(Web page and app entries)
+--

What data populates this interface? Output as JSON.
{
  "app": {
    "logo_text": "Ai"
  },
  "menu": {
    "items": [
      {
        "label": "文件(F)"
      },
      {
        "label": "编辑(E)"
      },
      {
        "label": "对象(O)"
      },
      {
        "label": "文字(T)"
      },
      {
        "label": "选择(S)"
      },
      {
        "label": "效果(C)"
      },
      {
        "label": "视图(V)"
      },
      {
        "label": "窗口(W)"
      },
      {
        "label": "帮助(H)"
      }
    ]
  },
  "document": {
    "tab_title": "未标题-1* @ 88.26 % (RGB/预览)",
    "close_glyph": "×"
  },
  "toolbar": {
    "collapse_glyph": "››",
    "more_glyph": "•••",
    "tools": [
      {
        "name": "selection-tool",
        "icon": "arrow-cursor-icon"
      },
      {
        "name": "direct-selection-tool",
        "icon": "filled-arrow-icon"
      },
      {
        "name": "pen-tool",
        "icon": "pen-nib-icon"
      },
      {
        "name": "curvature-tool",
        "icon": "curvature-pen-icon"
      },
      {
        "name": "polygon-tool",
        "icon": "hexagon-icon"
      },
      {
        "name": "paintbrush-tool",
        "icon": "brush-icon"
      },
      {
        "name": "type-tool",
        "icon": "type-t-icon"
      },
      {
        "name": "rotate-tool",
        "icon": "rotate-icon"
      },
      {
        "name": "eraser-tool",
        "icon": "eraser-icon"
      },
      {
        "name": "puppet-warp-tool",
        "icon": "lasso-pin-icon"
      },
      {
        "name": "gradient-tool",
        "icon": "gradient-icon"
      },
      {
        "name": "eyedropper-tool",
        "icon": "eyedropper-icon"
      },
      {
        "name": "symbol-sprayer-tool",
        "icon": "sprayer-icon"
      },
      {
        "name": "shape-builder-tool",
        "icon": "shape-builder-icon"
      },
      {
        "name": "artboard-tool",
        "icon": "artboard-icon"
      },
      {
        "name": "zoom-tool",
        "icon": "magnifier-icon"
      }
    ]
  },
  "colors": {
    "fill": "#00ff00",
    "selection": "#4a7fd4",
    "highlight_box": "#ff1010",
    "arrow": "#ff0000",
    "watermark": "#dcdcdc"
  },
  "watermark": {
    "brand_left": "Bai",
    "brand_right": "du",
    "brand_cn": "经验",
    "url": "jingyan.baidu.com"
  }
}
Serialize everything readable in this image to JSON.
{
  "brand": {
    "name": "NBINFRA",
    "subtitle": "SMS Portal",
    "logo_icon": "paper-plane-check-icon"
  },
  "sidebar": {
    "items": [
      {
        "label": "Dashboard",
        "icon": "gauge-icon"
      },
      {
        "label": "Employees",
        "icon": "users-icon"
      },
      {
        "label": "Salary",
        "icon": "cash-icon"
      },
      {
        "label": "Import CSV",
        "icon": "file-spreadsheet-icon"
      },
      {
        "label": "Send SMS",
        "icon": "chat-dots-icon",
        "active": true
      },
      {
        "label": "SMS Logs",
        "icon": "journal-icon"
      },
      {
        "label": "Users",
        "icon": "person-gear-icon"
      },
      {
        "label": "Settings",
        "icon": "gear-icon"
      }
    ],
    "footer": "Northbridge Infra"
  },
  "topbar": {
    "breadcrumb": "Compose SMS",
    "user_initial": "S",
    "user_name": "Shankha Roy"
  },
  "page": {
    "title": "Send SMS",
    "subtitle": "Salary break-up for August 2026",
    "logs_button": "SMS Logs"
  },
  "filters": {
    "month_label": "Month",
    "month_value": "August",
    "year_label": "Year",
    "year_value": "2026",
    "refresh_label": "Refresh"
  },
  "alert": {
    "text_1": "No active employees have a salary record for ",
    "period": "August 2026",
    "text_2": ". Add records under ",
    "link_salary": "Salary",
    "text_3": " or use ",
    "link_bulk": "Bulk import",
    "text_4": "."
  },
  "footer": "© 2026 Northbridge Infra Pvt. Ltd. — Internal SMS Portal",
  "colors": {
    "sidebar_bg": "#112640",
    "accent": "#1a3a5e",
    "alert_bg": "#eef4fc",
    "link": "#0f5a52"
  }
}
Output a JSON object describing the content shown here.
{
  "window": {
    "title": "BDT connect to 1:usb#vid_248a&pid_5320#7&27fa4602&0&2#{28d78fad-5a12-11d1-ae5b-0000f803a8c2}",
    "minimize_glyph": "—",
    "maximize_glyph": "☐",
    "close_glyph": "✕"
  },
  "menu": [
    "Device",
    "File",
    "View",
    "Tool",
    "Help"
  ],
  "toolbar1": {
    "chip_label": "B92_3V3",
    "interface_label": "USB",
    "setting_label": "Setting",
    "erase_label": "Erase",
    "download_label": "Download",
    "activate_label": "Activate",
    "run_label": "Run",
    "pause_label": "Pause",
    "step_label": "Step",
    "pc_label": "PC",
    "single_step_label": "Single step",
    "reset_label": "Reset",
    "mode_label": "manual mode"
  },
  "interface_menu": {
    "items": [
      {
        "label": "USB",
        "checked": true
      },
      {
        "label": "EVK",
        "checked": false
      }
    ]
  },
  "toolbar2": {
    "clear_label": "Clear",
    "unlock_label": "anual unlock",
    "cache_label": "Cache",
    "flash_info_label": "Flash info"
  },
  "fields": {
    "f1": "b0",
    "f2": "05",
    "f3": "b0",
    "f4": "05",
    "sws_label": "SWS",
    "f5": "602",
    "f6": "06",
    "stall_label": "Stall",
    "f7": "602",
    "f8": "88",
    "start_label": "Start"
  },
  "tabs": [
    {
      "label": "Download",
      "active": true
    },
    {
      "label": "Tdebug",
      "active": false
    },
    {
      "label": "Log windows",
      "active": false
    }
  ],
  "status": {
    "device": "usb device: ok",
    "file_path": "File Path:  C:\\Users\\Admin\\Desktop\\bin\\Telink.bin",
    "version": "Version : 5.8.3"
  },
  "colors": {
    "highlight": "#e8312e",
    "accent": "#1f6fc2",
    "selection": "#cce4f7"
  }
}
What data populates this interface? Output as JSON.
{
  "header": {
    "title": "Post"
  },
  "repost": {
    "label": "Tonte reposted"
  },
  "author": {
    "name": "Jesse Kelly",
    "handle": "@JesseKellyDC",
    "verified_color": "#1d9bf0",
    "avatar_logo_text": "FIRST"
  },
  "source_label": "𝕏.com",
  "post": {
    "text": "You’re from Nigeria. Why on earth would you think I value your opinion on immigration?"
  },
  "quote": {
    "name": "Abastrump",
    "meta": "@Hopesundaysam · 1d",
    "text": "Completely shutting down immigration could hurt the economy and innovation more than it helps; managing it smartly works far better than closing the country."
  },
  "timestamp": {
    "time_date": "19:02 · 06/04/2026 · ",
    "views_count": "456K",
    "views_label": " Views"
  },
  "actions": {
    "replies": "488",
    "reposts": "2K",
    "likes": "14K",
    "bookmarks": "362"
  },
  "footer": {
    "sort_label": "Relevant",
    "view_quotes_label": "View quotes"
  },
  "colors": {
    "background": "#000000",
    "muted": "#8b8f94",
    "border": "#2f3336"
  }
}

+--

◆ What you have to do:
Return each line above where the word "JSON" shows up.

◆ Answer for the task:
What data populates this interface? Output as JSON.
Serialize everything readable in this image to JSON.
Output a JSON object describing the content shown here.
What data populates this interface? Output as JSON.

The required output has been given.